• _Exercise description_
Across the listing below, count the lines holding "None". State the number and nothing more.

• _Records to use_
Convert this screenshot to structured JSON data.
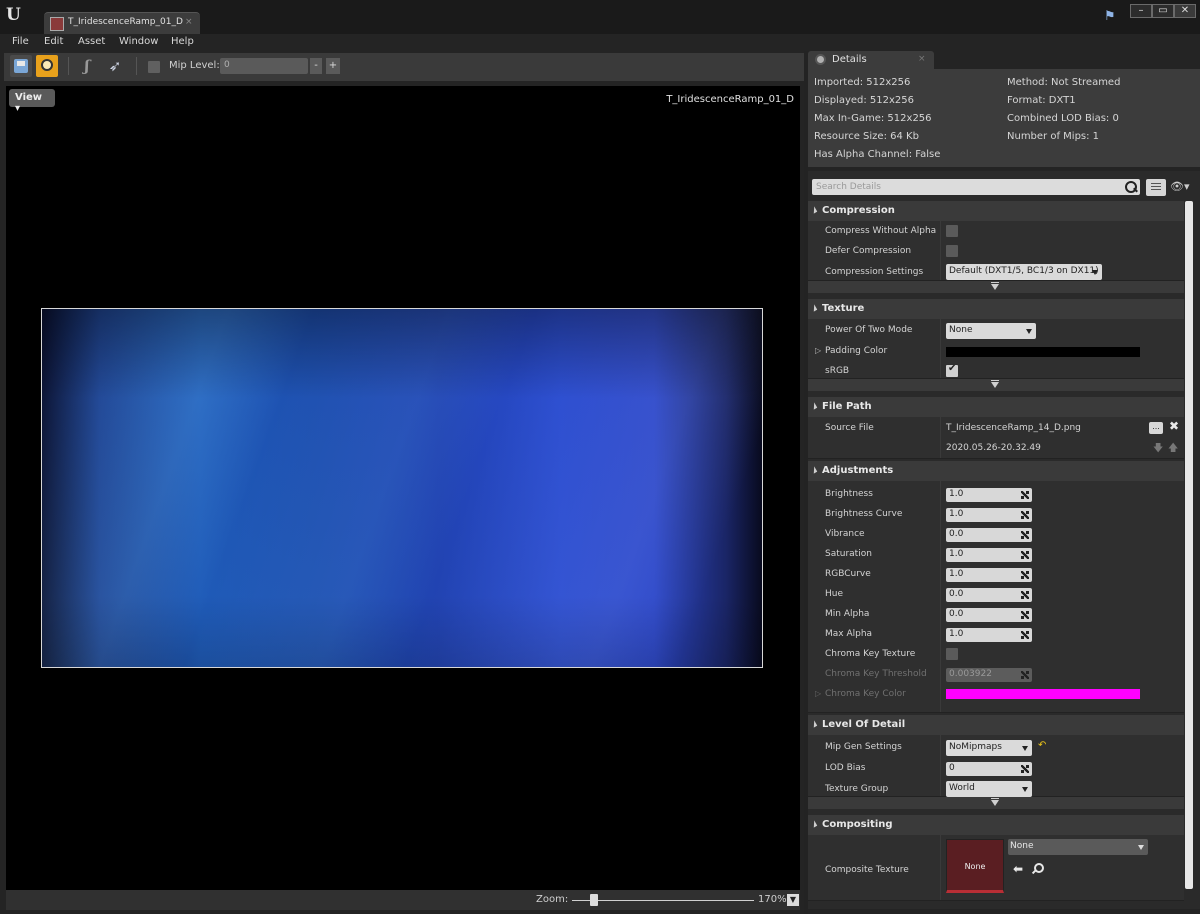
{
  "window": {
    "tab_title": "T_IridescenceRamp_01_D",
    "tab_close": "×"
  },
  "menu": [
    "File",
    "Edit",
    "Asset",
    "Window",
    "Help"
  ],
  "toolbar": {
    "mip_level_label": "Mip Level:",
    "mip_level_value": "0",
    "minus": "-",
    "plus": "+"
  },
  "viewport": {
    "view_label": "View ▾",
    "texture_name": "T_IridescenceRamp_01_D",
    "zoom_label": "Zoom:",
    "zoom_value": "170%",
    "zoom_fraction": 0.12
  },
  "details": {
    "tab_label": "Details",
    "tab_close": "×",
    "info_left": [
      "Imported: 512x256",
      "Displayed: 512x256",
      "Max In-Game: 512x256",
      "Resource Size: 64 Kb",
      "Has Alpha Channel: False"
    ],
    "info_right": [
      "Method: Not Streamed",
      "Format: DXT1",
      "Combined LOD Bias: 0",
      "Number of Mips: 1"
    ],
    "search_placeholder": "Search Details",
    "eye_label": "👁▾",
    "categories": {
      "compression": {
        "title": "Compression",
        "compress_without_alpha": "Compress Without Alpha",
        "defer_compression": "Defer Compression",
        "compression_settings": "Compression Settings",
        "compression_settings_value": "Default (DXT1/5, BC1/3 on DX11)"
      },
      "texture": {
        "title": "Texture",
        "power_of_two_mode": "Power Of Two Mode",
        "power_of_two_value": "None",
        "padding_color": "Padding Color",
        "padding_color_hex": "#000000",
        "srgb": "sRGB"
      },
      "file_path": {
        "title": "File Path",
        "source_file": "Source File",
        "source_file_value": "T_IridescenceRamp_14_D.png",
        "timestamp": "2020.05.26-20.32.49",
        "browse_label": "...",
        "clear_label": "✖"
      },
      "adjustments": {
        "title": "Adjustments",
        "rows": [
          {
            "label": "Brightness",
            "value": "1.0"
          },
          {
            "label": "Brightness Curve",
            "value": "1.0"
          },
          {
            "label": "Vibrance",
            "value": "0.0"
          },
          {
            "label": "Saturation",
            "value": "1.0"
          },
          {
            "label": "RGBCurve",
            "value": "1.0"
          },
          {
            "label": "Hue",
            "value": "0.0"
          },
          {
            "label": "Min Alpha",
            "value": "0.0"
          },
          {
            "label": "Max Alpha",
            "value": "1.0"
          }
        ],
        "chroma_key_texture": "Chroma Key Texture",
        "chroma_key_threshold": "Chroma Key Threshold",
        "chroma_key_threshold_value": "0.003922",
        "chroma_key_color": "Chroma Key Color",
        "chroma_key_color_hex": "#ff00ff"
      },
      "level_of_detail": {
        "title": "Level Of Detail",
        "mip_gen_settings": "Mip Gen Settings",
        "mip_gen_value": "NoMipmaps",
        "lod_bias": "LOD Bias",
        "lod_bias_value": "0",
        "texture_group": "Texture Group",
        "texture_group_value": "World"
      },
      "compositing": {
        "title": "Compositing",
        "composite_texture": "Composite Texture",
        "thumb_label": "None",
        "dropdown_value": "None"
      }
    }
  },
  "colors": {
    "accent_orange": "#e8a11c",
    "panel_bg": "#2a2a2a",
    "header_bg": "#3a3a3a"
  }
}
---
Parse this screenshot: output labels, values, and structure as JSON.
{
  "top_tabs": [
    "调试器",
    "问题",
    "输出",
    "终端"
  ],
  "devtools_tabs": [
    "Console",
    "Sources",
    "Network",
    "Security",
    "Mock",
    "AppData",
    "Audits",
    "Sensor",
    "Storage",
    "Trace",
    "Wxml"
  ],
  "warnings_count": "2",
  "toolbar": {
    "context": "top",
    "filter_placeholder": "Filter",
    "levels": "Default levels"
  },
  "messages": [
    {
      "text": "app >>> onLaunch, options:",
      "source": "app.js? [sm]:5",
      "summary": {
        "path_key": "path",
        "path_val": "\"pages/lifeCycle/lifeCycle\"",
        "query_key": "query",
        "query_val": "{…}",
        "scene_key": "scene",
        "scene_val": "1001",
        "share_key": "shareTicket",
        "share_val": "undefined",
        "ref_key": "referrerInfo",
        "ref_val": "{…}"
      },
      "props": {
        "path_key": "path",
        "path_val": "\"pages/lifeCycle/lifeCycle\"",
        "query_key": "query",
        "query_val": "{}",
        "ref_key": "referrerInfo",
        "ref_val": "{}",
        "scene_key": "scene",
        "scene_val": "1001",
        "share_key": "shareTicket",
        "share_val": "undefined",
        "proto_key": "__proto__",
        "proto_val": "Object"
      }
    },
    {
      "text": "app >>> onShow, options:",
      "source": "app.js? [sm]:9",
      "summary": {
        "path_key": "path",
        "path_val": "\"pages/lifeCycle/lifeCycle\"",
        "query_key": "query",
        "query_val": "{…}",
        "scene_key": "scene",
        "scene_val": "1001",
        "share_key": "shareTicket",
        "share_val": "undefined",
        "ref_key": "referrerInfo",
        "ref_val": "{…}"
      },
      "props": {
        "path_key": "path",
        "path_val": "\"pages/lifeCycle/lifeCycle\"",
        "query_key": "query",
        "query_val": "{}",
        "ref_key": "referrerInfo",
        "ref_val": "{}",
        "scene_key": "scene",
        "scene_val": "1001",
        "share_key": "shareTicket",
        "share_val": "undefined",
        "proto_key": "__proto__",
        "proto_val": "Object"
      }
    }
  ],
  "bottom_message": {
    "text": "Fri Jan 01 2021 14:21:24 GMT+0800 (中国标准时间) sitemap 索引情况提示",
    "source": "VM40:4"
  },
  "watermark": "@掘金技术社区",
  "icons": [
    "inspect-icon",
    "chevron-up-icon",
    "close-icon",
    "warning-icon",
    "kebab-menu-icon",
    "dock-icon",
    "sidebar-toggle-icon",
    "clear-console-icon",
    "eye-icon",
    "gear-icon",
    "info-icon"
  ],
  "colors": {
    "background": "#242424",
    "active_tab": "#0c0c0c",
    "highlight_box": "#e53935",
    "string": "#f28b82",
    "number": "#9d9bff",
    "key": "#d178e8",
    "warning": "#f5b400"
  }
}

• _Output_
3